— Your objective —
Where the string "icon" shows up in a line of the records, copy that line.
** Opening Listed records block **
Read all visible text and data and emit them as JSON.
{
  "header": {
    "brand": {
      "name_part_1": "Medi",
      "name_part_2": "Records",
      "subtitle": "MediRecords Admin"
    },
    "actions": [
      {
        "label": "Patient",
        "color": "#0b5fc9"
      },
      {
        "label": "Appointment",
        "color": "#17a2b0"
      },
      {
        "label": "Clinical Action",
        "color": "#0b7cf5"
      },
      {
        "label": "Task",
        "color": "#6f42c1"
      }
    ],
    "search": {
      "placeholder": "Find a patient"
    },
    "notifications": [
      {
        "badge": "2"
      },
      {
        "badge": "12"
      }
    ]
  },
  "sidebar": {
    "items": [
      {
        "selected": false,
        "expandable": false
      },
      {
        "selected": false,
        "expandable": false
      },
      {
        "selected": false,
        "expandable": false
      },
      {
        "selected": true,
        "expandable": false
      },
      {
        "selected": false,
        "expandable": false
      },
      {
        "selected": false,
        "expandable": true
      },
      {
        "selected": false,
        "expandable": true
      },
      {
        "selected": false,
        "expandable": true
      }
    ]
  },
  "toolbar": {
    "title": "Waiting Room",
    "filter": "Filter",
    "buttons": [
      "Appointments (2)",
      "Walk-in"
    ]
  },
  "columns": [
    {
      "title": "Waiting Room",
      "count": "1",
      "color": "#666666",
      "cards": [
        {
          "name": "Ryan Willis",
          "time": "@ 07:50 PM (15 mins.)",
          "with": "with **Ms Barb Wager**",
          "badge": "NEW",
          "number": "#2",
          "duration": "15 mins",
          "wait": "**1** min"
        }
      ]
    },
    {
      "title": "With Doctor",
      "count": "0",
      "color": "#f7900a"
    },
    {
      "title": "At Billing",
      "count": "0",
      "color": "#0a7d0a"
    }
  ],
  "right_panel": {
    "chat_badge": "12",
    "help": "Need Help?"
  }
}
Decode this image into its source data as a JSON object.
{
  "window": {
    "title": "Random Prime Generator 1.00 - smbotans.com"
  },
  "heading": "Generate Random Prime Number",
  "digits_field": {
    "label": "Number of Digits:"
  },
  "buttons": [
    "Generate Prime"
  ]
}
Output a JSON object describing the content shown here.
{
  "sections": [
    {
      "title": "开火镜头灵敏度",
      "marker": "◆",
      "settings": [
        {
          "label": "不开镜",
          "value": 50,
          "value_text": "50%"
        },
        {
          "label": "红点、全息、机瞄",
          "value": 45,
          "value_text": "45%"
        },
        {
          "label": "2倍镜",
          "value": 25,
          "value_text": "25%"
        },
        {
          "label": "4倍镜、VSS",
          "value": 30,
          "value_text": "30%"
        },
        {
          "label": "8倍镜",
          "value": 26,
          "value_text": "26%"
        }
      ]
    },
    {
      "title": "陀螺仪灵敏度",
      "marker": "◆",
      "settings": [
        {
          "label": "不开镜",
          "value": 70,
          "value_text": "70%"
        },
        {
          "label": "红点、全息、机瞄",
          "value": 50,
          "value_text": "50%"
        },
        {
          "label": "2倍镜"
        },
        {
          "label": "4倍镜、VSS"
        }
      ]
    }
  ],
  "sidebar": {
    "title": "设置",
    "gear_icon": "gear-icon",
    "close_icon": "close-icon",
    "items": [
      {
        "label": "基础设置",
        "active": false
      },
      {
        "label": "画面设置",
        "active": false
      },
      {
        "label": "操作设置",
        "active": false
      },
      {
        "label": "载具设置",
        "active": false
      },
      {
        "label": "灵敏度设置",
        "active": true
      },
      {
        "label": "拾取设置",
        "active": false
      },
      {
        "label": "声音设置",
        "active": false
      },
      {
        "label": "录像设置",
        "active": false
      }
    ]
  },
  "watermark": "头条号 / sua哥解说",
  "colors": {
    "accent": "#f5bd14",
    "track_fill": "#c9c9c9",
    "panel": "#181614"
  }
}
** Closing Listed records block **
— Completed exercise —
    "gear_icon": "gear-icon",
    "close_icon": "close-icon",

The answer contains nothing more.